Saturday 30 June 2018

Sheer Abundance

Sorry to return so soon to the subject of butterflies – but really this has been a quite amazing summer, an object lesson in the dramatic impact of a good long spell of sunshine and real warmth on the butterfly population. Barely a month ago, the situation was not looking good, despite signs of promise. The terrible early spring weather seemed to have left a lasting mark on the early fliers. Now, however, things could hardly look more different. I haven't seen such sheer abundance in years – sometimes it's hard to believe this is England.
 Last week I returned to Mitcham Common and was immediately rewarded, several times, with close-up views of purple hairstreaks, and having got my eye in, I realised that many of the oaks on the common were alive with these little beauties, flying about the tree-tops in such numbers as I've only seen once before in my life. And there were many more purple hairstreaks in the oak trees on Bookham Common yesterday when I led my walking friends (whose interests lie chiefly in old buildings) on a butterfly walk. Silver-washed fritillaries and white admirals were flying in huge numbers, to spectacular effect, and all that was lacking was an encounter with the purple emperor. He, however, was settled somewhere in the treetops, with no intention of showing himself, even on such a gloriously sunny day. Ah well, you can never count on the emperor.
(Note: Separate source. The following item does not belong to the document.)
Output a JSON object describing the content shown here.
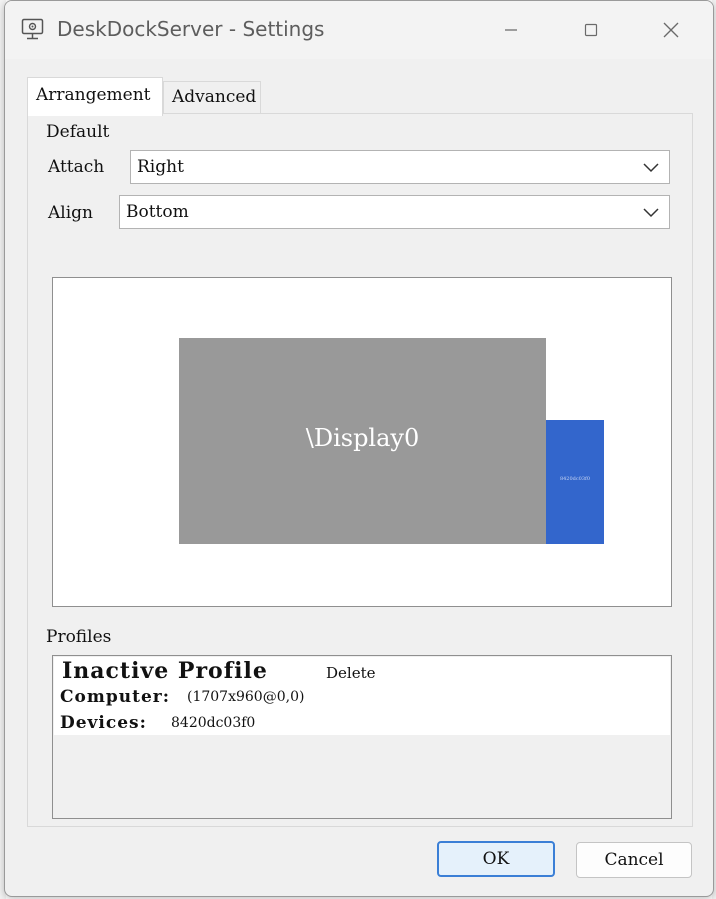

Talking of butterflies, here's an addendum to my recent post, Seventh Worst Butterfly Year. Last year's figures – reported, inevitably, as a tale of dramatic declne – showed that several species, including common blue, white-letter hairstreak, orange-tip, pearl-bordered fritillary and wood white, had increased in numbers, in some cases dramatically,  year on year. And over the long term (i.e. since 1976) 22 species (over forty percent of UK butterflies) have actually become more abundant. That is hardly a picture of unrelieved doom and gloom – and, if this weather continues, next year's figures should paint a much more hopeful picture. They might even be presented as a good news story – can such things be?


  1. just noticed the very same thing in our garden yesterday, butterflies everywhere!

  2. If the drought in the Southeast goes on, this could be 1976 all over again!